Organization for the Resolution of Agunot5769 (September 2008 - September 2009): Organization for the Resolution of Agunot: ORA is a not-for-profit social service agency that resolves cases of contested Jewish divorce, the majority of which involve domestic abuse. ORA works to address the problem of Agunot or “chained” women by acting as an impartial intermediary between husband and wife.

Ahoti/My Sister5768 (September 2007 - September 2008): Ahoti/My Sister: Ahoti, which means “My Sister” in Hebrew, is devoted to raising public awareness of Mizrahi feminism. Mizrahi means “Oriental” in Hebrew, and implies the ethnic characteristics of Middle Eastern, African and Asian Jews who are not part of the mainstream in Israel today. Ahoti supports self-empowerment projects, workshops, and conferences to support women’s economic independence. (No website currently available.)

Israel Women’s Network Task Force on Sexual Trafficking5767 (September 2006 - September 2007): Israel Women’s Network Task Force on Sexual Trafficking: The IWN is Israel’s foremost advocacy group for women’s rights. The IWN initiated the first study on the phenomenon of trafficking of women in Israel in 1997. It was one of the founders of the coalition against the trafficking of women and continues to work in that framework today. (Website in Hebrew)

Jewish Women International and Pittsburgh Task Force Against Domestic Abuse in the Jewish Community

5766(September 2005 - September 2006): Jewish Women International and Pittsburgh Task Force Against Domestic Abuse in the Jewish Community: Additions to a resource library on domestic violence.

Haifa Women’s Crisis Shelter and the Battered Women’s Hotline5765 (September 2004 - September 2005): Haifa Women’s Crisis Shelter and the Battered Women’s Hotline: Providing services in 5 languages to any battered woman in Israel.

Women of the Wall5764 (September 2003 - September 2004): Women of the Wall (reprise): Still one of the most important issues to feminist Jews in Israel and abroad. We supported Women of the Wall again in their battles in the Supreme Court and Knesset to win the right to pray at the Wall.

A Business of One’s Own--Economic Empowerment for Women in Israel5763 (September 2002 - September 2003): A Business of One’s Own--Economic Empowerment for Women in Israel: This organization provides microeconomic support for Arab and Jewish women in Israel to open their own businesses as they work toward the goal of economic independence.

The Jewish Orthodox Feminist Alliance5762 (September 2001 - September 2002): The Jewish Orthodox Feminist Alliance: The mission of this national organization is to expand the spiritual, ritual, intellectual, and political opportunities for women within the framework of halacha.
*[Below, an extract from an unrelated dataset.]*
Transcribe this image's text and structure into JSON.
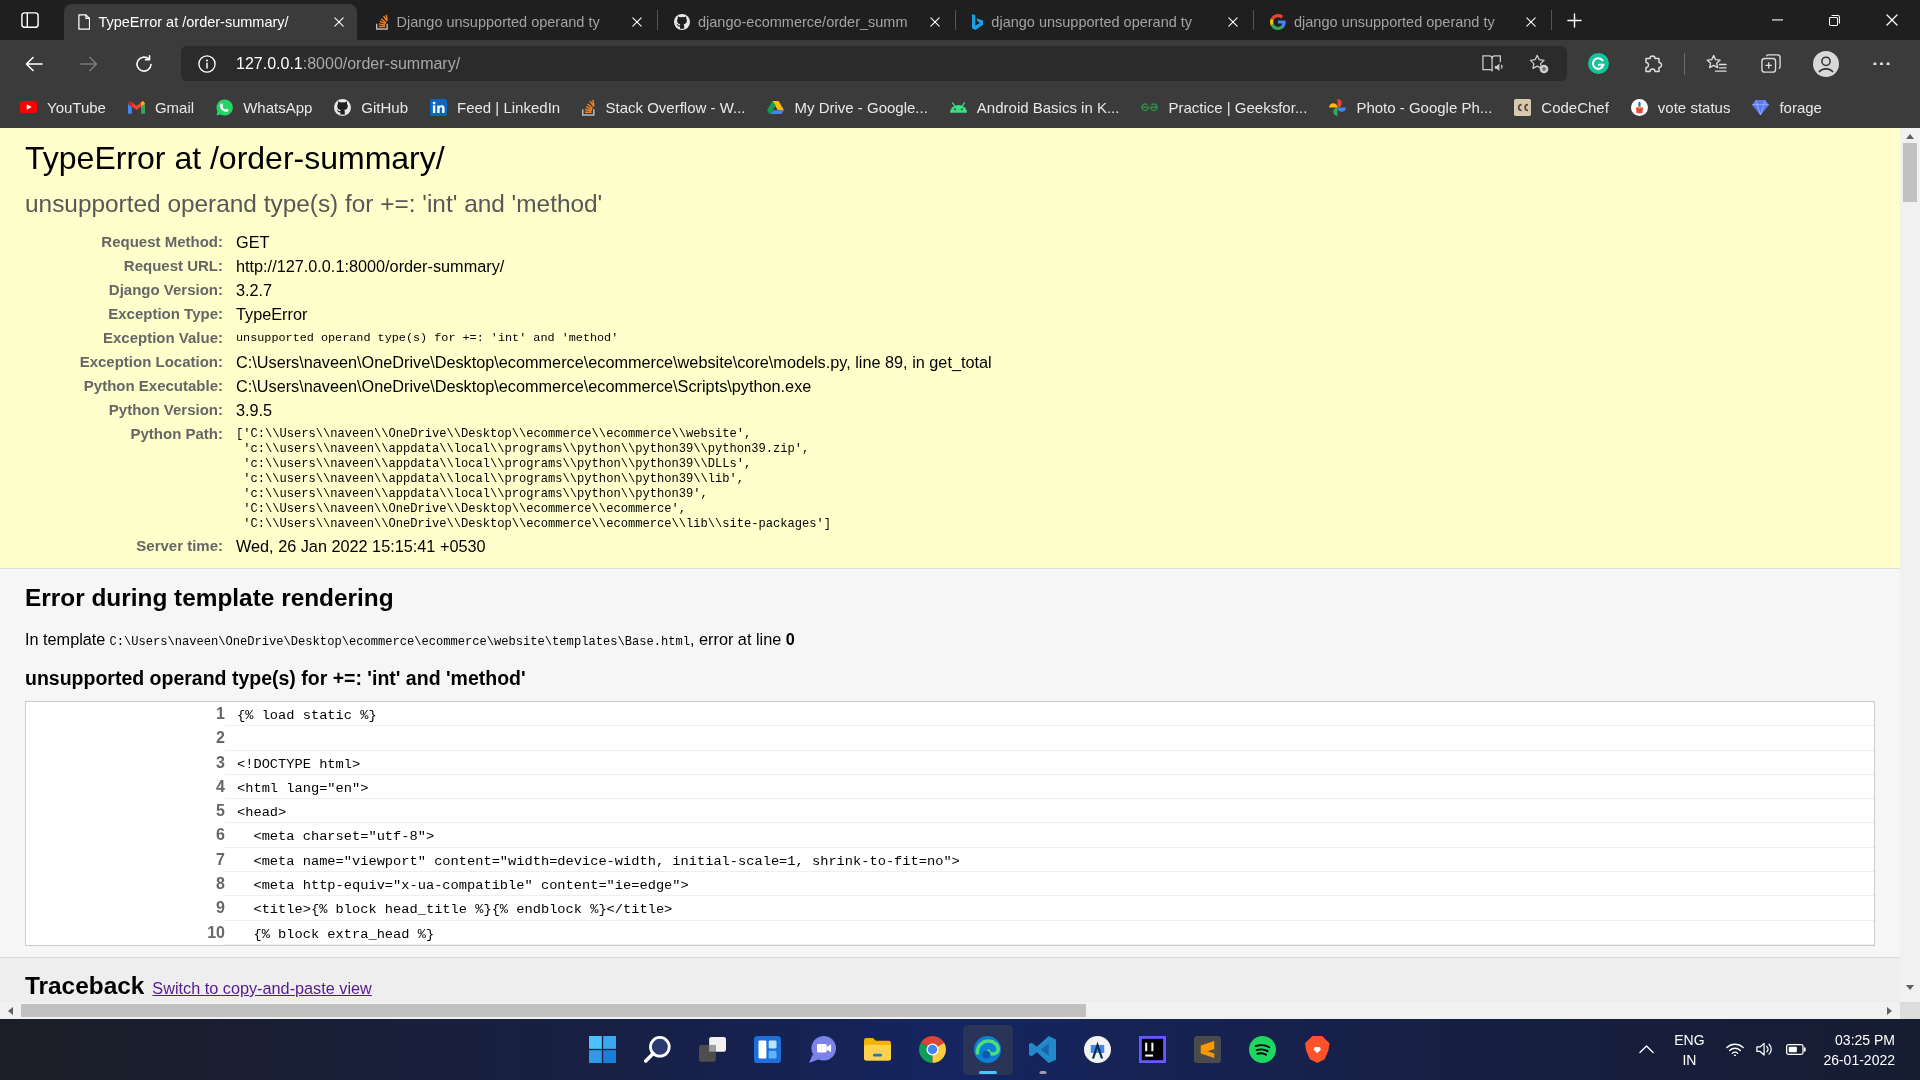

5761 (September 2000 - September 2001): Hilla BaGalil (Walking together for women’s health): The first annual walk/run in Israel to raise awareness in Israel of breast cancer and other women’s health issues. This event was co-sponsored by Pittsburgh and Baltimore UJF Voices 2000 Program. Women from these cities, including representatives from the JWC, and from the Karmiel/Misgav region marched together on October 19, 2000. (No website currently available.)

Women of the Wall

5760 (September 1999 - September 2000): Women of the Wall: Tzedakah money this year went to support the efforts of the women who braved taunts and rocks to claim the right to pray aloud, read the Torah, sing, and wear tallitot as Jews at Judaism’s most sacred place--the Western Wall.

Jewish Women’s Center of Pittsburgh

Copyright © 1997 -
Jewish Women’s Center of Pittsburgh
P.O. Box 81924
Pittsburgh, PA 15217
(412) 422-8044